As human beings, we’ve all got at least one irrational fear that we’re not so proud of.Â Some of us are afraid of snakes, spiders and other creepy crawlers. Then there are those who have fear of the dark or the unknown. There is a significant group of people that hate to swim in open water or oceans. They think of their feet dangling down into the depths and something swimming by and grabbing them. This is because you do not have a complete visual of what is below you, and fear of the unknown cripples certain people.
Have you ever stared at your closet door late at night when you were alone and imagined it slowly sliding open from the inside? Have you ever checked underneath your bed to make sure no one was hiding there and waiting for you to fall asleep? There is no physical embodiment of this fear, but there is a word for it. This entity is the master of bedroom fright, and is known as the ” Boogeyman”.
It’s common knowledge that the Boogeyman is the Santa Claus of horror. Parents use a tale of a creature with a heart of darkness, that resides in a realm that somehow allows it to warp into any child’s closet and reek havoc. This tale is key in teaching children obedience via supposed “hollow” threats. “If you aren’t good the Boogeyman will get you, ” they might say to their frightened younglings.Â Then, as parents bask in the warmth of a well-oiled order-taking child, they realize they’ve instilled fear in them that will take many restless nights to go away. The lights will go out and the nightmares will begin.
What is darkness besides the absence ofÂ light? In our technologically vast current-day society, we’ve got all sorts of lights and sounds that can often distract us from what is important or certain emotions.Â We envelop ourselves in this parallel digital world and become numb to the troubles that might otherwise take priority. Though, at night when the lights go out, all distractions fade and fears and anxiety start to surface.
The terror often begins right after supper is finished. A child is placed in their bed by the two loving parents. They read the toddler a story, tuck him or her in, and leave the room. This is the only time of day that this human-being is completely and utterly alone. And to top that off,Â it is pitch black, save for the possibility of a small nightlight.Â Is it really so insane that the solitude may cause one to imagine horrifying shapes and shadows in the night?
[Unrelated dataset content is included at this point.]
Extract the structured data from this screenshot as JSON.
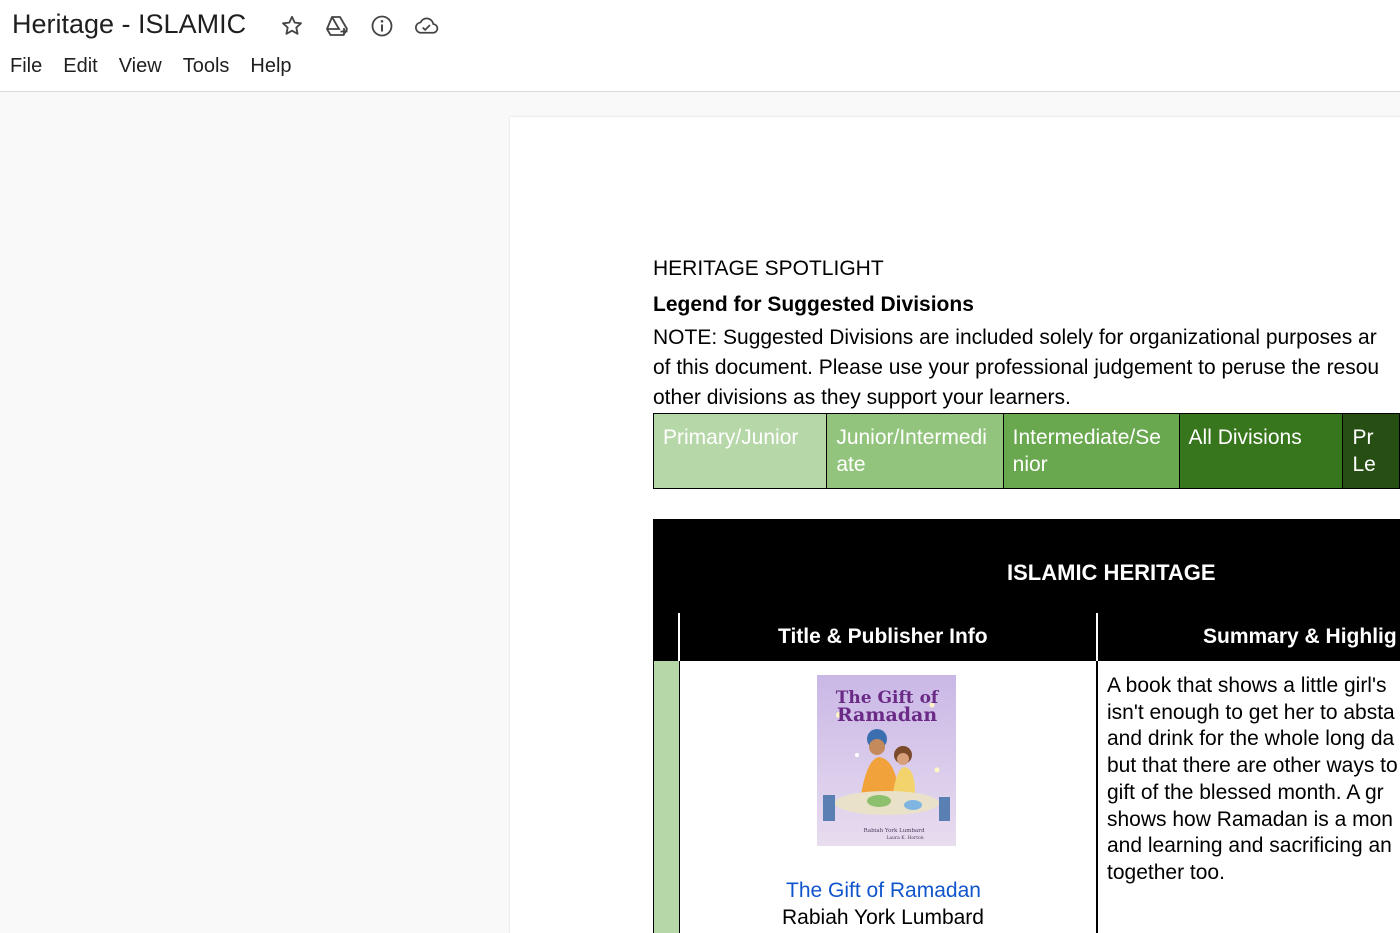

The mind must try and make rational explanations for suchÂ tricks and bumps in the night, but what are they?
In the film â€śHalloweenâ€ś, (Compass International Pictures, 1978) the children spoke about a legend of the boogeyman, who in actuality was Michael Myers. They took truth and twisted it to fiction, when in reality the truth was probably worse than what they could fathom. They didn’t exactly know what Michael Myers was capable of, so they took what they didn’t know and twisted it. This is how myths and legends are passed on and grow to become more farfetched.
Stephen King wrote a short story called The Boogeyman and there was also a 2005 film with the same title. These are good examples of popular conceptions of the Boogeyman being flung onto the creative canvas.
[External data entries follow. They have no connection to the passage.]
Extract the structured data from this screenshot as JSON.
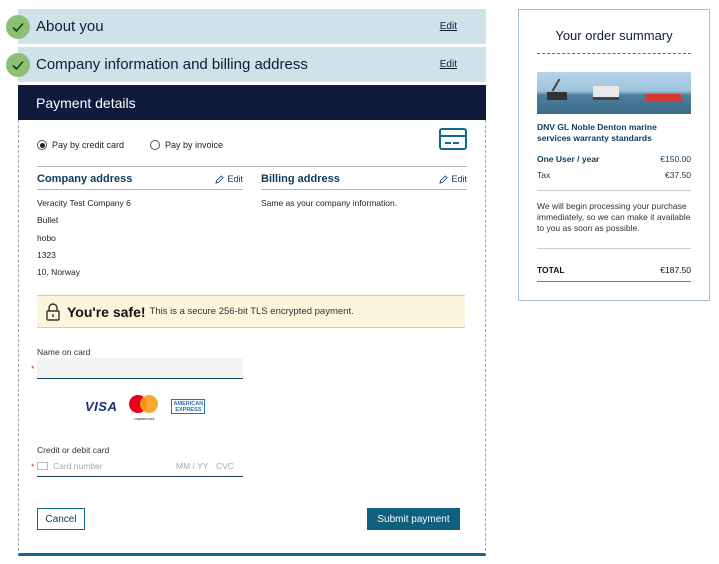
{
  "steps": [
    {
      "title": "About you",
      "edit_label": "Edit"
    },
    {
      "title": "Company information and billing address",
      "edit_label": "Edit"
    }
  ],
  "payment": {
    "header": "Payment details",
    "options": [
      {
        "label": "Pay by credit card",
        "selected": true
      },
      {
        "label": "Pay by invoice",
        "selected": false
      }
    ],
    "company_address": {
      "title": "Company address",
      "edit_label": "Edit",
      "lines": [
        "Veracity Test Company 6",
        "Bullet",
        "hobo",
        "1323",
        "10, Norway"
      ]
    },
    "billing_address": {
      "title": "Billing address",
      "edit_label": "Edit",
      "text": "Same as your company information."
    },
    "safe": {
      "title": "You're safe!",
      "text": "This is a secure 256-bit TLS encrypted payment."
    },
    "name_on_card": {
      "label": "Name on card",
      "value": "",
      "required_mark": "*"
    },
    "brands": {
      "visa": "VISA",
      "mastercard": "mastercard",
      "amex": "AMERICAN EXPRESS"
    },
    "card": {
      "label": "Credit or debit card",
      "required_mark": "*",
      "number_placeholder": "Card number",
      "expiry_placeholder": "MM / YY",
      "cvc_placeholder": "CVC"
    },
    "cancel_label": "Cancel",
    "submit_label": "Submit payment"
  },
  "summary": {
    "title": "Your order summary",
    "product": "DNV GL Noble Denton marine services warranty standards",
    "item_label": "One User / year",
    "item_price": "€150.00",
    "tax_label": "Tax",
    "tax_price": "€37.50",
    "note": "We will begin processing your purchase immediately, so we can make it available to you as soon as possible.",
    "total_label": "TOTAL",
    "total_price": "€187.50"
  },
  "colors": {
    "step_bg": "#cfe1e9",
    "header_bg": "#0f1a3d",
    "accent": "#0f5f7e",
    "check": "#8cc075",
    "safe_bg": "#fcf5dc"
  }
}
The Boogeyman legend varies depending on location.Â This mischievous entity is known to travel in a green fog, hide outside ones windows and scratch, and even give little children warts with contact.Â
But how far from reality is this darkness-dwelling phantom?
Myths and tales come from all around the world about the Boogeyman, known in other countries as the bogeyman, el cuco, or bogle. Bogle is the Scottish name for the Boogeyman, and may very well be where story originates.Â Could it all be a coincidence that this seemingly invisible being is everywhere ? As history has shown us, in mythology, different variations of the same story come from all around the world. Almost every single country has a form of the boogeyman, and they are all used for the same purpose; They are created by the parents as a tool of obedience. What these creatures all have in common is that they prefer darkness to light. How they differ is in description and demeanor, as some are even described to be kind and are known to make friends with young children and families. Even the sex of these creatures varies by location.
Parents around the world are just telling a tale that has been passed down for hundreds of years. They are doing the same that their parents did for them, so it’s quite possible the tale has more truth to it than they will ever believe.
So, in the future, check the darkest crevices and corners of your room an extra time. If you hear a scratching outside on your window, lock it tight.Â Don’t ever leave your closet without a bell attached to it, because if it slides open without you waking up, the boogeyman could drag you off into a cold-dark future of nightmarish proportions.